MOUNT VERNON — Amid reports nationwide of overburdened intensive care units, the number of COVID-19 patients at Skagit Valley Hospital appears to be under control.
As of Wednesday, 10 were in the hospital with the disease, and none was in serious enough condition to be on a ventilator, according to Chief Medical Officer Dr. Connie Davis.
This is a marked improvement over December, when the hospital hit a high of 20 COVID-19 patients, she said.
The hospital is licensed for 137 beds, and Davis said each could be filled with a COVID-19 patient if necessary.
"We would take as many as the building would hold," she said.
Davis said she attributes the stability of the county's hospitalization number to Skagit County Public Health staff, who have been proactive in communicating with long-term care facilities, where cases can easily spread and quickly become serious.
Many of the county's new COVID-19 cases are in those 20 to 39 years old, an age group less likely to develop symptoms serious enough to require hospitalization.
However, Davis said this age group can spread the virus to higher-risk family or friends if public health guidelines are not followed.
She said the hospital has used monoclonal antibody treatments five times since they were authorized by the U.S. Food and Drug Administration.
These treatments, which include the brand-name Regeneron, have been shown to reduce the severity of COVID-19.
Davis said those with COVID-19 who experience shortness of breath should come to the emergency room and request such treatment. The treatment is less effective if patients wait until symptoms become more severe.

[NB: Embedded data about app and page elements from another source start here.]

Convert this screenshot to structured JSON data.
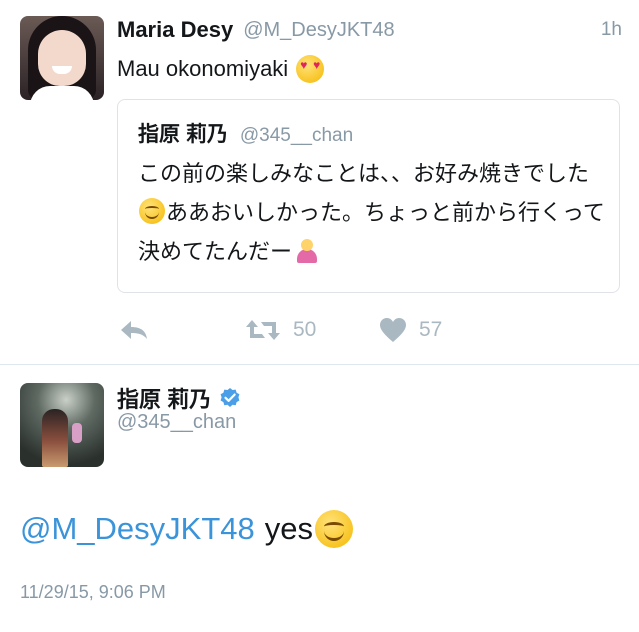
{
  "tweet": {
    "display_name": "Maria Desy",
    "handle": "@M_DesyJKT48",
    "time": "1h",
    "text": "Mau okonomiyaki",
    "emoji": "heart-eyes-emoji",
    "quote": {
      "display_name": "指原 莉乃",
      "handle": "@345__chan",
      "text_part1": "この前の楽しみなことは、、お好み焼きでした",
      "text_part2": "ああおいしかった。ちょっと前から行くって決めてたんだー",
      "emoji_1": "smiling-face-emoji",
      "emoji_2": "person-raising-hands-emoji"
    },
    "actions": {
      "reply_icon": "reply-icon",
      "retweet_icon": "retweet-icon",
      "retweet_count": "50",
      "like_icon": "heart-icon",
      "like_count": "57"
    }
  },
  "reply": {
    "display_name": "指原 莉乃",
    "handle": "@345__chan",
    "verified_icon": "verified-badge-icon",
    "mention": "@M_DesyJKT48",
    "text": "yes",
    "emoji": "smiling-face-emoji",
    "timestamp": "11/29/15, 9:06 PM"
  },
  "colors": {
    "link": "#3b94d9",
    "secondary_text": "#8899a6",
    "action_gray": "#aab8c2",
    "verified_blue": "#4a9fe8"
  }
}
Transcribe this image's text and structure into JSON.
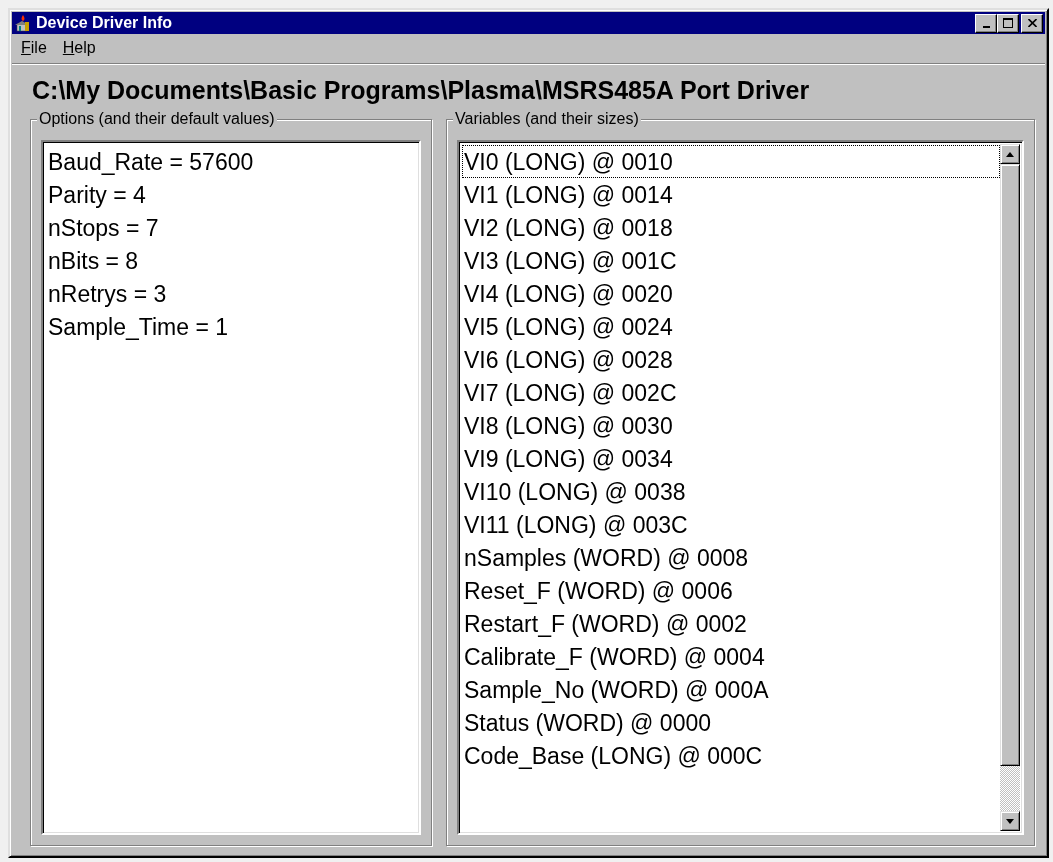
{
  "window": {
    "title": "Device Driver Info"
  },
  "menu": [
    {
      "label": "File"
    },
    {
      "label": "Help"
    }
  ],
  "path": "C:\\My Documents\\Basic Programs\\Plasma\\MSRS485A Port Driver",
  "options": {
    "title": "Options (and their default values)",
    "items": [
      "Baud_Rate = 57600",
      "Parity = 4",
      "nStops = 7",
      "nBits = 8",
      "nRetrys = 3",
      "Sample_Time = 1"
    ]
  },
  "variables": {
    "title": "Variables (and their sizes)",
    "items": [
      {
        "text": "VI0 (LONG) @ 0010",
        "selected": true
      },
      {
        "text": "VI1 (LONG) @ 0014",
        "selected": false
      },
      {
        "text": "VI2 (LONG) @ 0018",
        "selected": false
      },
      {
        "text": "VI3 (LONG) @ 001C",
        "selected": false
      },
      {
        "text": "VI4 (LONG) @ 0020",
        "selected": false
      },
      {
        "text": "VI5 (LONG) @ 0024",
        "selected": false
      },
      {
        "text": "VI6 (LONG) @ 0028",
        "selected": false
      },
      {
        "text": "VI7 (LONG) @ 002C",
        "selected": false
      },
      {
        "text": "VI8 (LONG) @ 0030",
        "selected": false
      },
      {
        "text": "VI9 (LONG) @ 0034",
        "selected": false
      },
      {
        "text": "VI10 (LONG) @ 0038",
        "selected": false
      },
      {
        "text": "VI11 (LONG) @ 003C",
        "selected": false
      },
      {
        "text": "nSamples (WORD) @ 0008",
        "selected": false
      },
      {
        "text": "Reset_F (WORD) @ 0006",
        "selected": false
      },
      {
        "text": "Restart_F (WORD) @ 0002",
        "selected": false
      },
      {
        "text": "Calibrate_F (WORD) @ 0004",
        "selected": false
      },
      {
        "text": "Sample_No (WORD) @ 000A",
        "selected": false
      },
      {
        "text": "Status (WORD) @ 0000",
        "selected": false
      },
      {
        "text": "Code_Base (LONG) @ 000C",
        "selected": false
      }
    ]
  }
}
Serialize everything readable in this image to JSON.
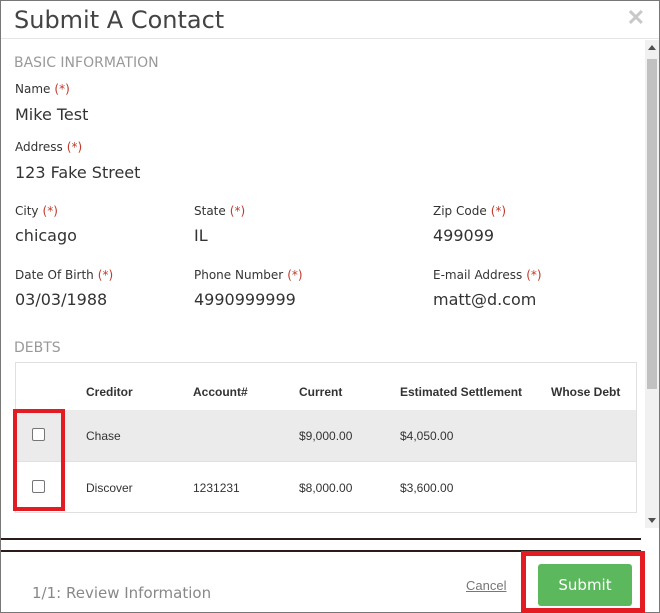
{
  "modal": {
    "title": "Submit A Contact",
    "close_symbol": "✕"
  },
  "basic": {
    "section_title": "BASIC INFORMATION",
    "name": {
      "label": "Name",
      "req": "(*)",
      "value": "Mike Test"
    },
    "address": {
      "label": "Address",
      "req": "(*)",
      "value": "123 Fake Street"
    },
    "city": {
      "label": "City",
      "req": "(*)",
      "value": "chicago"
    },
    "state": {
      "label": "State",
      "req": "(*)",
      "value": "IL"
    },
    "zip": {
      "label": "Zip Code",
      "req": "(*)",
      "value": "499099"
    },
    "dob": {
      "label": "Date Of Birth",
      "req": "(*)",
      "value": "03/03/1988"
    },
    "phone": {
      "label": "Phone Number",
      "req": "(*)",
      "value": "4990999999"
    },
    "email": {
      "label": "E-mail Address",
      "req": "(*)",
      "value": "matt@d.com"
    }
  },
  "debts": {
    "section_title": "DEBTS",
    "columns": [
      "Creditor",
      "Account#",
      "Current",
      "Estimated Settlement",
      "Whose Debt"
    ],
    "rows": [
      {
        "creditor": "Chase",
        "account": "",
        "current": "$9,000.00",
        "settlement": "$4,050.00",
        "whose": ""
      },
      {
        "creditor": "Discover",
        "account": "1231231",
        "current": "$8,000.00",
        "settlement": "$3,600.00",
        "whose": ""
      }
    ]
  },
  "footer": {
    "step": "1/1: Review Information",
    "cancel_label": "Cancel",
    "submit_label": "Submit"
  },
  "colors": {
    "submit": "#5cb85c",
    "highlight": "#e31b23",
    "required": "#c0392b"
  }
}
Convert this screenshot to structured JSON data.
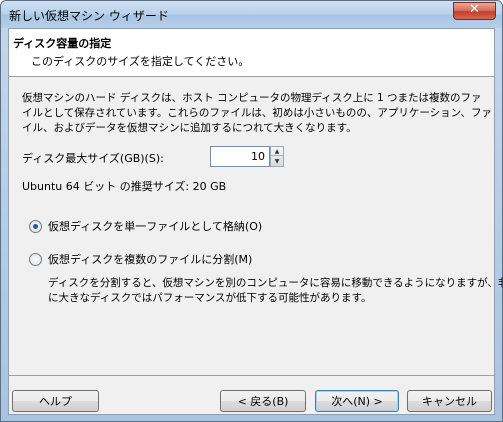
{
  "window": {
    "title": "新しい仮想マシン ウィザード",
    "close_glyph": "✕"
  },
  "header": {
    "title": "ディスク容量の指定",
    "subtitle": "このディスクのサイズを指定してください。"
  },
  "description": {
    "lines": [
      "仮想マシンのハード ディスクは、ホスト コンピュータの物理ディスク上に 1 つまたは複数のファ",
      "イルとして保存されています。これらのファイルは、初めは小さいものの、アプリケーション、ファ",
      "イル、およびデータを仮想マシンに追加するにつれて大きくなります。"
    ]
  },
  "disk_size": {
    "label": "ディスク最大サイズ(GB)(S):",
    "value": "10",
    "up_glyph": "▲",
    "down_glyph": "▼"
  },
  "recommended": "Ubuntu 64 ビット の推奨サイズ: 20 GB",
  "options": {
    "single_file": {
      "label": "仮想ディスクを単一ファイルとして格納(O)",
      "checked": true
    },
    "split_files": {
      "label": "仮想ディスクを複数のファイルに分割(M)",
      "checked": false,
      "description": [
        "ディスクを分割すると、仮想マシンを別のコンピュータに容易に移動できるようになりますが、非常",
        "に大きなディスクではパフォーマンスが低下する可能性があります。"
      ]
    }
  },
  "buttons": {
    "help": "ヘルプ",
    "back": "< 戻る(B)",
    "next": "次へ(N) >",
    "cancel": "キャンセル"
  }
}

The treatment is authorized for patients 65 or older, or who have multiple medical conditions, she said.